Brother JT is John Terlesky, best known as the lead singer and chief songwriter for the Original Sins. Back in the 1980s and 90s, the Philadelphia-based band churned out some of the best garage-punk of their day — check out “Out of My Mind” if you’re looking for a crunchy, catchy sample. Even before the band split up around the turn of the century, JT built a strong solo career as well, playing around with walls of feedback (Descent, released in 1991) and recording LPs from the comfort of his own bedroom (1996’s appropriately titled Rainy Day Fun). To date, Brother JT’s released twenty full-length albums to his name (three in partnership with Vibrolux); his most recent effort, This Mud’s For You, came out last September.
Now, Brother JT’s back again with The Svelteness of Boogietude, out next week on Thrill Jockey. Despite the album’s title — and the grinning, grilled man on the cover — this isn’t a venture into funk or crunk. But it certainly does have “boogietude,” whatever that is. “Somebody Down There,” the album’s lead single, employs limber, loose guitar lines and a modest undercurrent of bass, creating a lazy groove so laid-back, even its life-and-death thematics seem chill: “We all on the same boat, baby/ Rowing to the other side,” he growls, his gravelly croon stark against the loosey-goosey instrumentation. “Some of us are stroking/ Some of us are choking/ Some are just along for the ride.” Biblical references abound: Solomon with his gold, Samson with his “700 wives and so-and-so.” But though such figures are steeped in lore, they’re still folks just like us, floating off on the River Styx. And that’s what makes the song so intriguing; it addresses the big “what-ifs” with a shrug and a smile, reminding us that even in h-e-double-hockey-sticks, there’s always somebody down there who’s just like us.
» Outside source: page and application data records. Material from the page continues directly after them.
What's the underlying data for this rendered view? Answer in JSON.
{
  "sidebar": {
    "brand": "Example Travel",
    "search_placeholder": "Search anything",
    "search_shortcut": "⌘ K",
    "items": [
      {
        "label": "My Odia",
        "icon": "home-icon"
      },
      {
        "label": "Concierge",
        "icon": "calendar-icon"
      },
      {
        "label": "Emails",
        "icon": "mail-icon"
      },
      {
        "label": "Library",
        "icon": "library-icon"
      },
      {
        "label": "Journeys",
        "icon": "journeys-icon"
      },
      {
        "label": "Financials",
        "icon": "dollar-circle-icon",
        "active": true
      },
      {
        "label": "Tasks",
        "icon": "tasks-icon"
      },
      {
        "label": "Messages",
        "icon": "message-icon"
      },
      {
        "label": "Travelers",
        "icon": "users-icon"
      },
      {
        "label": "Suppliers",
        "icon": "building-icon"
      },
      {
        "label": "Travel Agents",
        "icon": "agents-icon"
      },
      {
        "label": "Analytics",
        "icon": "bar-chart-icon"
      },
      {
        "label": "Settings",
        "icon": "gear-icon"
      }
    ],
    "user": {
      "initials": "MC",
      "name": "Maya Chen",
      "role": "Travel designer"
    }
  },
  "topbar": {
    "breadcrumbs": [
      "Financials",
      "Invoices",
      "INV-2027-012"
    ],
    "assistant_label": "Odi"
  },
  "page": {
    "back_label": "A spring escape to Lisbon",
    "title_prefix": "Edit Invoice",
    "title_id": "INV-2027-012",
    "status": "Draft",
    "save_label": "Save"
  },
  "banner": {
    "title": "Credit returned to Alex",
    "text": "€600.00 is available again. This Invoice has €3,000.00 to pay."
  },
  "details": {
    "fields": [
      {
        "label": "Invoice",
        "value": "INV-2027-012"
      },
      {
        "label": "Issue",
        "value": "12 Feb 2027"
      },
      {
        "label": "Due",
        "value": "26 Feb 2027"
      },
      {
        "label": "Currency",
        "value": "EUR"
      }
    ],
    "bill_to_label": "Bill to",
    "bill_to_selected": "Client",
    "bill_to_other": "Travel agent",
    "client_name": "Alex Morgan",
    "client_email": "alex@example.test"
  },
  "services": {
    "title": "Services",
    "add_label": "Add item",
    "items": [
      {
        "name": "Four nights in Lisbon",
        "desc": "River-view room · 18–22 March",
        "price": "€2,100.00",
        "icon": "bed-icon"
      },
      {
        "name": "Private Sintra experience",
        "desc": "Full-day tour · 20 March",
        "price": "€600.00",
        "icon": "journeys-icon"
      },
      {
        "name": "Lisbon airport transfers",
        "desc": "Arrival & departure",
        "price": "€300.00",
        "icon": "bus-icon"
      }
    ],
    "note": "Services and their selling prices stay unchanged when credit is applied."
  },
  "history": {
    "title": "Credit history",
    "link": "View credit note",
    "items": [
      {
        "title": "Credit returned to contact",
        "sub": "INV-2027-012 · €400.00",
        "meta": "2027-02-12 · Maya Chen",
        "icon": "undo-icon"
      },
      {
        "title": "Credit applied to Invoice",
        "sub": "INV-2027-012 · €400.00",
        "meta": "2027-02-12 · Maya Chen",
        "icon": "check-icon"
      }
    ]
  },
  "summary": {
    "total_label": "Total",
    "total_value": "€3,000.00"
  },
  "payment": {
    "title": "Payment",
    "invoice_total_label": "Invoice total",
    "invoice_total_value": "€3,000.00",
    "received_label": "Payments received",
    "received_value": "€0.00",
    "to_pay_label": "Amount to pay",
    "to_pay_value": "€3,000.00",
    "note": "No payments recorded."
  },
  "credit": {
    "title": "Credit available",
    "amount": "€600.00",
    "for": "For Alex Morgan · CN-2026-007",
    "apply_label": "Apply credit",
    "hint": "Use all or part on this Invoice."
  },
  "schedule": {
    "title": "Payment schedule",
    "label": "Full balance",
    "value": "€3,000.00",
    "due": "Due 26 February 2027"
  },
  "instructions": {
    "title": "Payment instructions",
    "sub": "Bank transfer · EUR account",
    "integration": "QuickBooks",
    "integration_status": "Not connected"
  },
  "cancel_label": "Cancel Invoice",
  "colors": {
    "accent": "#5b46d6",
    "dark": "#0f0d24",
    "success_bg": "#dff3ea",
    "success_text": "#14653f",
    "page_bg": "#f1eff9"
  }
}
Check out “Somebody Down There” along with bonus tracks, “Hoosier Mummy” and “Hoosier Daddy.”